  • Consistent decreasing supply through consumption - whilst someone may buy and enjoy a Picasso or a 1955 Jaguar XK Roadster, a bottle of Mouton Rothschild 1982 is gone once enjoyed, and the car or the painting can always be resold.
  • Ageability – Fine Wine matures with age, improving and is often more pleasurable to drink, over time; thus commanding a premium.
  • Vintage Variation – Given the nature of the marginal climate in which the best wines are produced, the quality of the wine varies quite substantially year on year; so too the price. For instance 2005 is a sought after Bordeaux vintage, while 2007 less so.
  • Influential Critics - Respected industry experts like Robert Parker Jr or Allen Meadows have trained palates and judge new vintages and rescore old ones year on year. With this score variation, so too does the price change. The most stark, recent example was in February when Robert Parker rescored the 2009 vintage, giving 15+ wines a perfect 100 point score and causing those wines to jump in price.
  • Historically Proven – Anecdotally, top wines have always commanded a premium. There are writings from Pliny the Elder in 60BC, where Falernium from the fabled Opimian vintage of 121BC was opened in honour of Julius Caesar’s recent Spanish victories.

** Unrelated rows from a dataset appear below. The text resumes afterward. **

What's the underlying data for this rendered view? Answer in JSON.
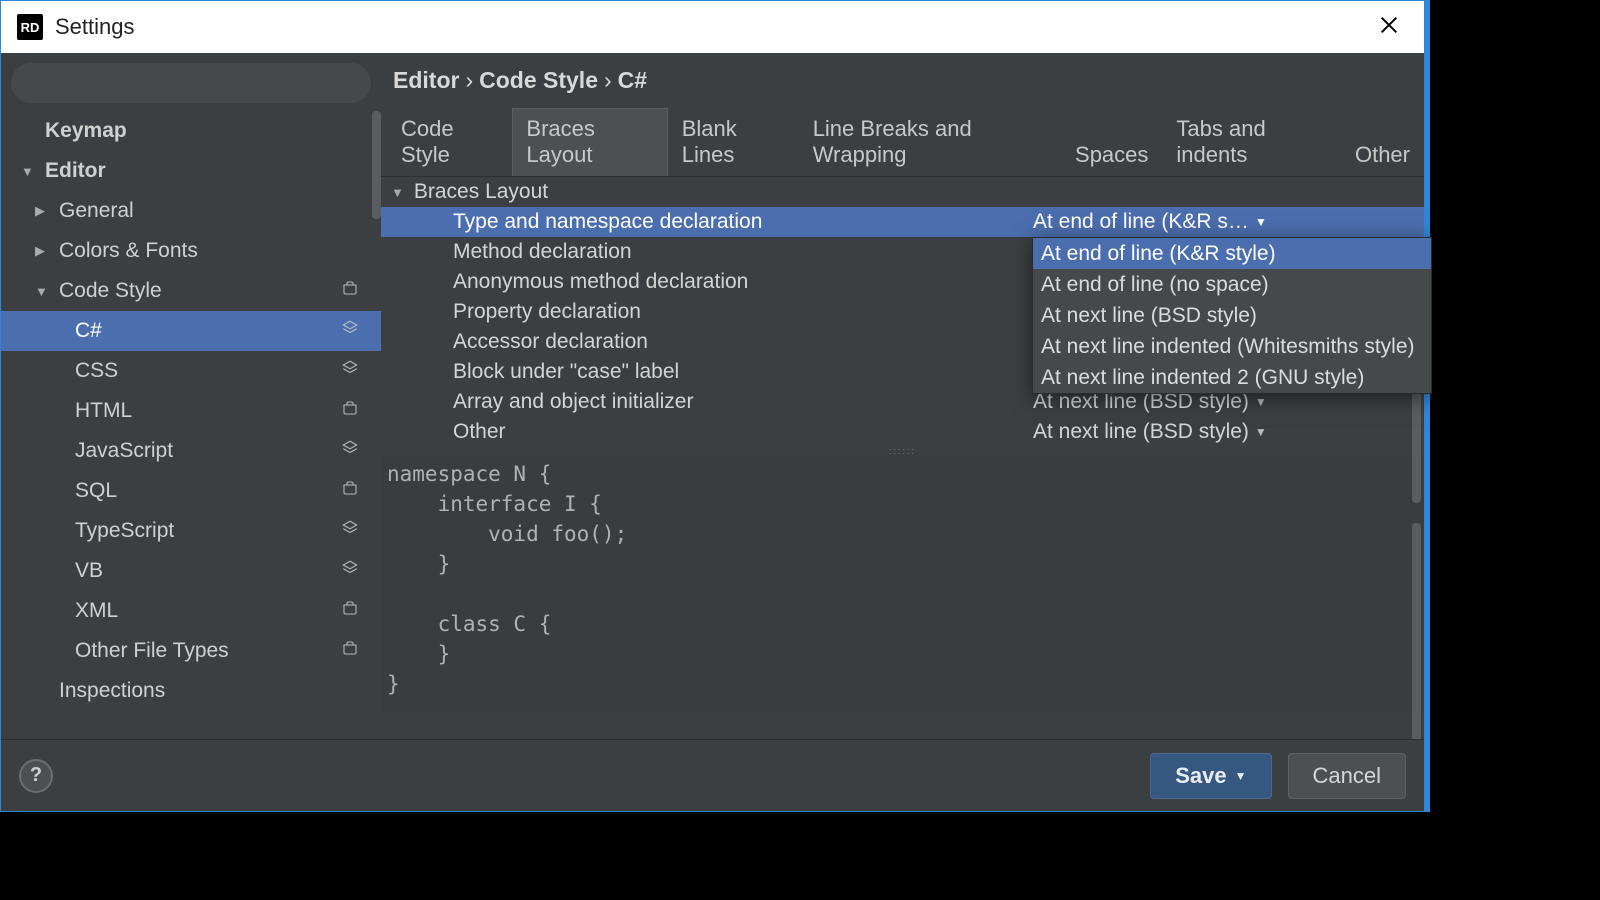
{
  "window": {
    "title": "Settings",
    "app_icon_label": "RD"
  },
  "search": {
    "placeholder": ""
  },
  "sidebar": {
    "items": [
      {
        "label": "Keymap",
        "indent": 0,
        "bold": true,
        "arrow": "",
        "icon": ""
      },
      {
        "label": "Editor",
        "indent": 0,
        "bold": true,
        "arrow": "down",
        "icon": ""
      },
      {
        "label": "General",
        "indent": 1,
        "bold": false,
        "arrow": "right",
        "icon": ""
      },
      {
        "label": "Colors & Fonts",
        "indent": 1,
        "bold": false,
        "arrow": "right",
        "icon": ""
      },
      {
        "label": "Code Style",
        "indent": 1,
        "bold": false,
        "arrow": "down",
        "icon": "scheme"
      },
      {
        "label": "C#",
        "indent": 2,
        "bold": false,
        "arrow": "",
        "icon": "layers",
        "selected": true
      },
      {
        "label": "CSS",
        "indent": 2,
        "bold": false,
        "arrow": "",
        "icon": "layers"
      },
      {
        "label": "HTML",
        "indent": 2,
        "bold": false,
        "arrow": "",
        "icon": "scheme"
      },
      {
        "label": "JavaScript",
        "indent": 2,
        "bold": false,
        "arrow": "",
        "icon": "layers"
      },
      {
        "label": "SQL",
        "indent": 2,
        "bold": false,
        "arrow": "",
        "icon": "scheme"
      },
      {
        "label": "TypeScript",
        "indent": 2,
        "bold": false,
        "arrow": "",
        "icon": "layers"
      },
      {
        "label": "VB",
        "indent": 2,
        "bold": false,
        "arrow": "",
        "icon": "layers"
      },
      {
        "label": "XML",
        "indent": 2,
        "bold": false,
        "arrow": "",
        "icon": "scheme"
      },
      {
        "label": "Other File Types",
        "indent": 2,
        "bold": false,
        "arrow": "",
        "icon": "scheme"
      },
      {
        "label": "Inspections",
        "indent": 1,
        "bold": false,
        "arrow": "",
        "icon": ""
      }
    ]
  },
  "breadcrumb": {
    "parts": [
      "Editor",
      "Code Style",
      "C#"
    ]
  },
  "tabs": [
    {
      "label": "Code Style"
    },
    {
      "label": "Braces Layout",
      "active": true
    },
    {
      "label": "Blank Lines"
    },
    {
      "label": "Line Breaks and Wrapping"
    },
    {
      "label": "Spaces"
    },
    {
      "label": "Tabs and indents"
    },
    {
      "label": "Other"
    }
  ],
  "section": {
    "title": "Braces Layout"
  },
  "options": [
    {
      "label": "Type and namespace declaration",
      "value": "At end of line (K&R s…",
      "selected": true
    },
    {
      "label": "Method declaration",
      "value": ""
    },
    {
      "label": "Anonymous method declaration",
      "value": ""
    },
    {
      "label": "Property declaration",
      "value": ""
    },
    {
      "label": "Accessor declaration",
      "value": ""
    },
    {
      "label": "Block under \"case\" label",
      "value": ""
    },
    {
      "label": "Array and object initializer",
      "value": "At next line (BSD style)"
    },
    {
      "label": "Other",
      "value": "At next line (BSD style)"
    }
  ],
  "dropdown": {
    "items": [
      {
        "label": "At end of line (K&R style)",
        "selected": true
      },
      {
        "label": "At end of line (no space)"
      },
      {
        "label": "At next line (BSD style)"
      },
      {
        "label": "At next line indented (Whitesmiths style)"
      },
      {
        "label": "At next line indented 2 (GNU style)"
      }
    ]
  },
  "code_preview": "namespace N {\n    interface I {\n        void foo();\n    }\n\n    class C {\n    }\n}",
  "footer": {
    "save_label": "Save",
    "cancel_label": "Cancel"
  }
}
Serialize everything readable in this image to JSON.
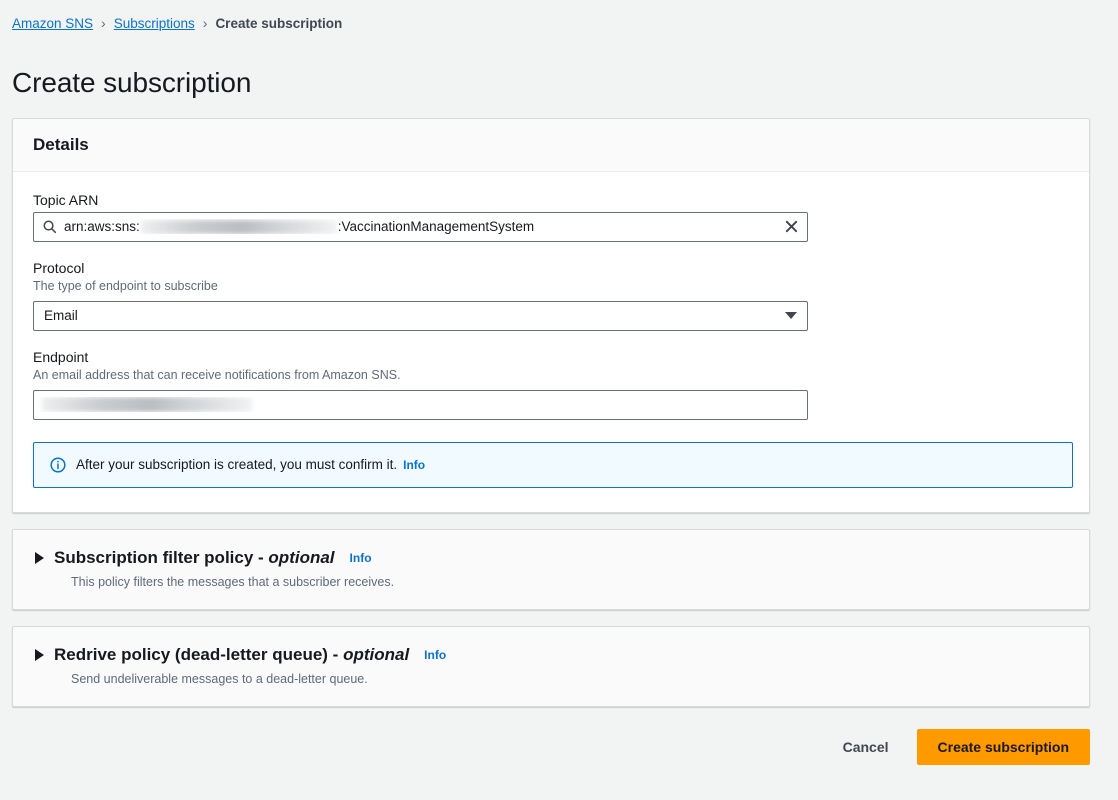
{
  "breadcrumb": {
    "items": [
      {
        "label": "Amazon SNS",
        "type": "link"
      },
      {
        "label": "Subscriptions",
        "type": "link"
      },
      {
        "label": "Create subscription",
        "type": "current"
      }
    ],
    "separator": "›"
  },
  "page": {
    "title": "Create subscription"
  },
  "details": {
    "header": "Details",
    "topic_arn": {
      "label": "Topic ARN",
      "icon": "search-icon",
      "value_prefix": "arn:aws:sns:",
      "value_suffix": ":VaccinationManagementSystem",
      "redacted": true,
      "clear_icon": "close-icon"
    },
    "protocol": {
      "label": "Protocol",
      "description": "The type of endpoint to subscribe",
      "value": "Email",
      "options": [
        "Email"
      ]
    },
    "endpoint": {
      "label": "Endpoint",
      "description": "An email address that can receive notifications from Amazon SNS.",
      "value": "",
      "redacted": true
    },
    "alert": {
      "icon": "info-circle-icon",
      "text": "After your subscription is created, you must confirm it.",
      "info_label": "Info"
    }
  },
  "sections": [
    {
      "title": "Subscription filter policy - ",
      "optional": "optional",
      "info_label": "Info",
      "description": "This policy filters the messages that a subscriber receives.",
      "expanded": false
    },
    {
      "title": "Redrive policy (dead-letter queue) - ",
      "optional": "optional",
      "info_label": "Info",
      "description": "Send undeliverable messages to a dead-letter queue.",
      "expanded": false
    }
  ],
  "footer": {
    "cancel_label": "Cancel",
    "submit_label": "Create subscription"
  },
  "colors": {
    "accent_link": "#0972d3",
    "primary_button": "#ff9900",
    "page_background": "#f2f3f3",
    "alert_background": "#f1faff"
  }
}
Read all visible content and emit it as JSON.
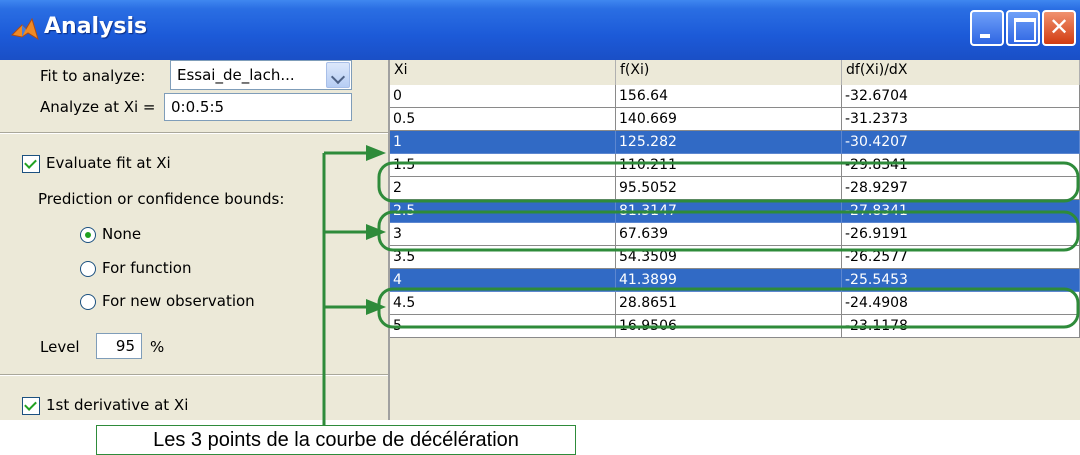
{
  "window": {
    "title": "Analysis",
    "controls": [
      "minimize",
      "maximize",
      "close"
    ]
  },
  "left_panel": {
    "fit_label": "Fit to analyze:",
    "fit_value": "Essai_de_lach...",
    "xi_label": "Analyze at Xi =",
    "xi_value": "0:0.5:5",
    "evaluate_label": "Evaluate fit at Xi",
    "evaluate_checked": true,
    "bounds_label": "Prediction or confidence bounds:",
    "radio_options": [
      {
        "label": "None",
        "selected": true
      },
      {
        "label": "For function",
        "selected": false
      },
      {
        "label": "For new observation",
        "selected": false
      }
    ],
    "level_label": "Level",
    "level_value": "95",
    "level_unit": "%",
    "derivative_label": "1st derivative at Xi",
    "derivative_checked": true
  },
  "table": {
    "headers": [
      "Xi",
      "f(Xi)",
      "df(Xi)/dX"
    ],
    "rows": [
      {
        "xi": "0",
        "f": "156.64",
        "df": "-32.6704",
        "selected": false
      },
      {
        "xi": "0.5",
        "f": "140.669",
        "df": "-31.2373",
        "selected": false
      },
      {
        "xi": "1",
        "f": "125.282",
        "df": "-30.4207",
        "selected": true
      },
      {
        "xi": "1.5",
        "f": "110.211",
        "df": "-29.8341",
        "selected": false
      },
      {
        "xi": "2",
        "f": "95.5052",
        "df": "-28.9297",
        "selected": false
      },
      {
        "xi": "2.5",
        "f": "81.3147",
        "df": "-27.8341",
        "selected": true
      },
      {
        "xi": "3",
        "f": "67.639",
        "df": "-26.9191",
        "selected": false
      },
      {
        "xi": "3.5",
        "f": "54.3509",
        "df": "-26.2577",
        "selected": false
      },
      {
        "xi": "4",
        "f": "41.3899",
        "df": "-25.5453",
        "selected": true
      },
      {
        "xi": "4.5",
        "f": "28.8651",
        "df": "-24.4908",
        "selected": false
      },
      {
        "xi": "5",
        "f": "16.9506",
        "df": "-23.1178",
        "selected": false
      }
    ]
  },
  "annotation": {
    "caption": "Les 3 points de la courbe de décélération",
    "color": "#2e8b3a"
  },
  "colors": {
    "titlebar": "#1c5ad8",
    "selection": "#316ac5",
    "checkmark": "#21a121"
  }
}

Tax Benefits

  • Wine Investment can be tax-free – when stored at an HMRC Bonded Warehouse, the wine is considered in-bond and will not incur V.A.T or UK Alcohol Duty.
  • Furthermore, as a tangible asset with a life-span it is classified as a “Wasting Chattel” and can be exempt from Capital Gains Tax.

The Nuts and Bolts – Buying and Selling Wine

The actual system of buying and selling wine has always been your traditional retail model:

  • Buying – In the past the only way to buy wine was to go to a wine merchant, either a stock-holding Trader or a Broker. Both types would often have exclusive arrangements with regards to supply and availability of wine and explicit price control. Vinetrade now allows members to buy wine from other members at prices set by the sellers.
  • Storage – As Fine Wine merits impeccable storage, as soon as your case of wine has been purchased it should remain in a bonded warehouse. The U.K. has several major players all with similar structures and brokers can often arrange storage on your behalf.
  • Selling – As with buying, traditionally the only way to sell your wine was through a merchant who will charge commission anywhere in the range of 7%-20%. So whilst your wine may have increased in value by 15% over time, you may lose 10% whilst trying to realise that gain. Platforms such as Vinetrade now allow members to list their wines for sale at a price they like – providing wine investors with more flexibility and the ability to cut out the middle man, achieving a better price for both parties.
  • Unregulated Market – Unlike equities or bonds, investing in Fine Wine is not regulated by the  Financial Services Authority. The simple implication of this is, you’re buying a physical case of wine that might gain or fall in value and there are the pros and cons as listed above.

As you’ll see in our follow up post, wine investment like any AI is subject to market forces and the prices can fall as well as rise. We hope you’ll continue to follow our series and see why in our next post Wine Markets – A Recent History.

For any queries relating to the above, please don’t hesitate to get in touch: or send a tweet to @vinetrade

Is Fine Wine a Good Investment? – A Six Part Series

Over the next few weeks we’ll be running a series of posts looking at whether Fine Wine is still a good investment, both in terms of it’s own individual worth and as part of a diversified portfolio. We’ll be looking at where the market was 10 years ago and how we came to where we are now, with the premium on Lafite falling off  and people looking beyond Bordeaux, and ultimately to where the Fine Wine market is heading. More specifically:

  1. How Wine Investment Works
  2. Fine Wine Markets – A Recent History
  3. Emerging Markets and Other Factors Affecting Wine Prices
  4. Buying Wine En Primeur
  5. The Future of Wine Investment
  6. Summing Up – Final Thoughts

We hope that you’ll find this series as interesting as we found researching it.